The sample, sealed in a two-inch-diameter glass container, was bought by a Cheltenham-based autograph collector on behalf of an American firm.
Believed to have come from the original penicillium notatum mould, its underside was signed by the discoverer of penicillin, Alexander Fleming, a year before his death. It reads: "Penicillium notatum - the mould that makes penicillin. Alexander Fleming, 1954."
Bidding at the London sale for the item, described by Christie's auctioneer and medical expert Jeremy Collins as "an extremely important part of medical history", was tense. Starting at pounds 1,900, the offers came flooding in until only two heavyweight bidders remained.
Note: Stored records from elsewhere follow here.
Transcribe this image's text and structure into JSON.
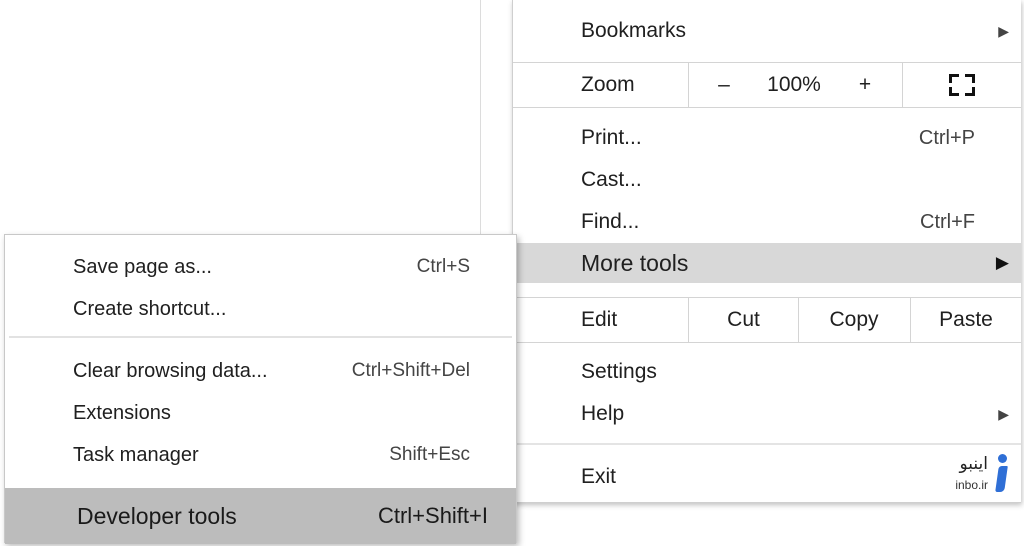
{
  "main_menu": {
    "bookmarks": "Bookmarks",
    "zoom": {
      "label": "Zoom",
      "minus": "–",
      "value": "100%",
      "plus": "+"
    },
    "print": {
      "label": "Print...",
      "shortcut": "Ctrl+P"
    },
    "cast": "Cast...",
    "find": {
      "label": "Find...",
      "shortcut": "Ctrl+F"
    },
    "more_tools": "More tools",
    "edit": {
      "label": "Edit",
      "cut": "Cut",
      "copy": "Copy",
      "paste": "Paste"
    },
    "settings": "Settings",
    "help": "Help",
    "exit": "Exit"
  },
  "sub_menu": {
    "save_page": {
      "label": "Save page as...",
      "shortcut": "Ctrl+S"
    },
    "create_shortcut": "Create shortcut...",
    "clear_data": {
      "label": "Clear browsing data...",
      "shortcut": "Ctrl+Shift+Del"
    },
    "extensions": "Extensions",
    "task_manager": {
      "label": "Task manager",
      "shortcut": "Shift+Esc"
    },
    "developer_tools": {
      "label": "Developer tools",
      "shortcut": "Ctrl+Shift+I"
    }
  },
  "watermark": {
    "text_fa": "اینبو",
    "text_en": "inbo.ir",
    "logo_icon": "info-i-icon"
  },
  "icons": {
    "submenu_arrow": "triangle-right-icon",
    "fullscreen": "fullscreen-icon"
  },
  "colors": {
    "highlight": "#d8d8d8",
    "sub_highlight": "#bcbcbc",
    "watermark_blue": "#2f6fd6"
  }
}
A mystery telephone bidder offered pounds 6,500 before a representative of John Wilson Autographs Ltd in Cheltenham came in with a bid of pounds 7,000 to take the medical souvenir. When the buyer's premium of 15 per cent is added, the price is pounds 8,050.
The representative said: "I believe that there are other pieces of penicillin but I am absolutely thrilled to have bought this piece." Mr Collins thought that only five pieces had been sold in the past 20 years and that "any museum which has a serious collection should have one".
Penicillin was discovered by Fleming, a Scotsman, in 1929 and was ready for commercial use by 1940. The development of the drug saved the lives of thousands of soldiers during the Second World War and Fleming, with two colleagues, went on to share the Nobel Prize for Medicine in 1945.Reuse content